Forgive me if I find it shameful that our own election woes merit less attention than those of a people I know very little about (aside from the fact that they have huge collective balls). I’m not even stating that a crime has been committed in the United States, although an overwhelming array of evidence shows patterns of voter disenfranchisement, flat-out racism and ballot tampering — and that’s without the computer glitches.

But all of this is secondary to one basic question — did we get an accurate vote? If so, prove it so the millions of outraged Americans harping and bitching about Bush stealing the election can shut their mouths. Granted, it’d be a lot easier if all of the computerized ballots had verified paper trails and ran on open-source software, but I’m not picky, I’ll take what I can see. Believe me, I’d be ecstatic to learn that my hunch is, in fact, bullshit.

But if the vote is thrown into question, shouldn’t all Americans shake off their malaise and require the country to siphon a few million from the war to pay for a recount or new election? Shouldn’t we the people care enough about the legitimacy of our own government to demand its veracity? If nothing else, shouldn’t we at least hold the vote sacred?

To quote one of the Bobs from “Office Space” — “you’re god damn right.”

It’s not difficult to raise awareness of this issue.
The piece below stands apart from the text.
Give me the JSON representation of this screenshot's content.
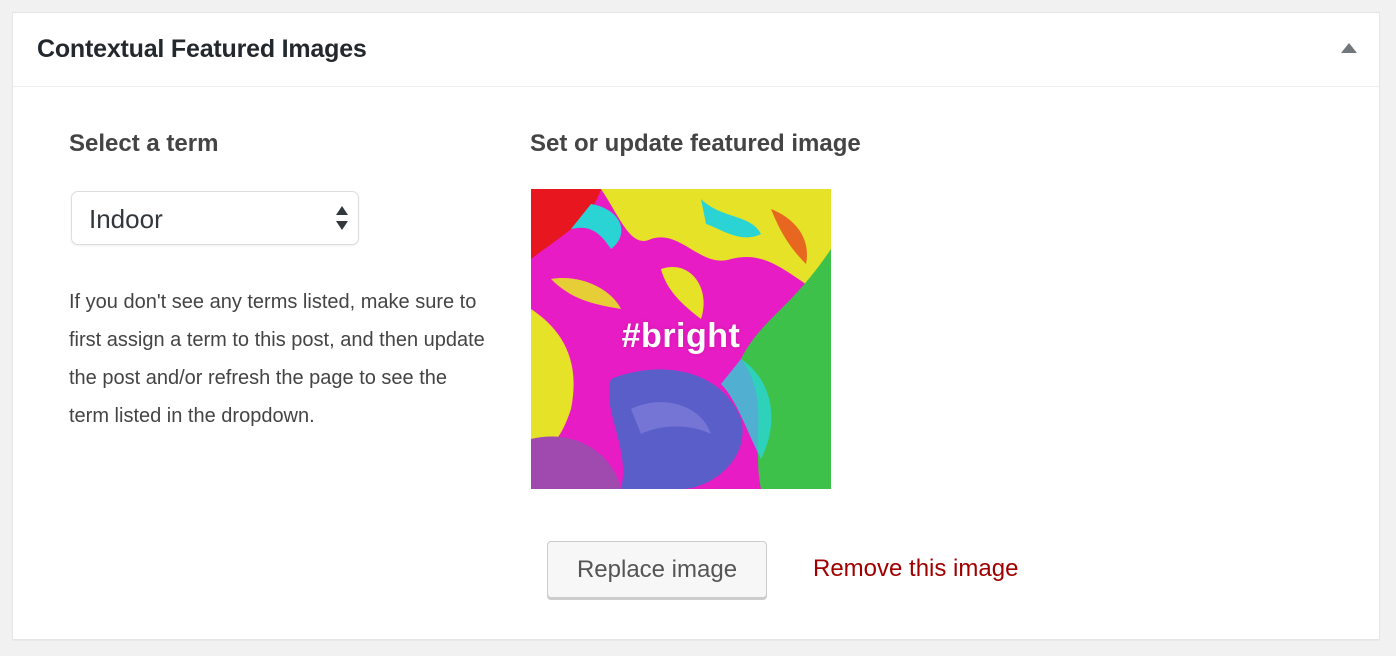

It’s the simple matter of convincing a bought-off conglomeration of media whores and politicians desperately hoping that accountability stays as far away from Capitol Hill as possible to…

Oh. Wait. Never mind.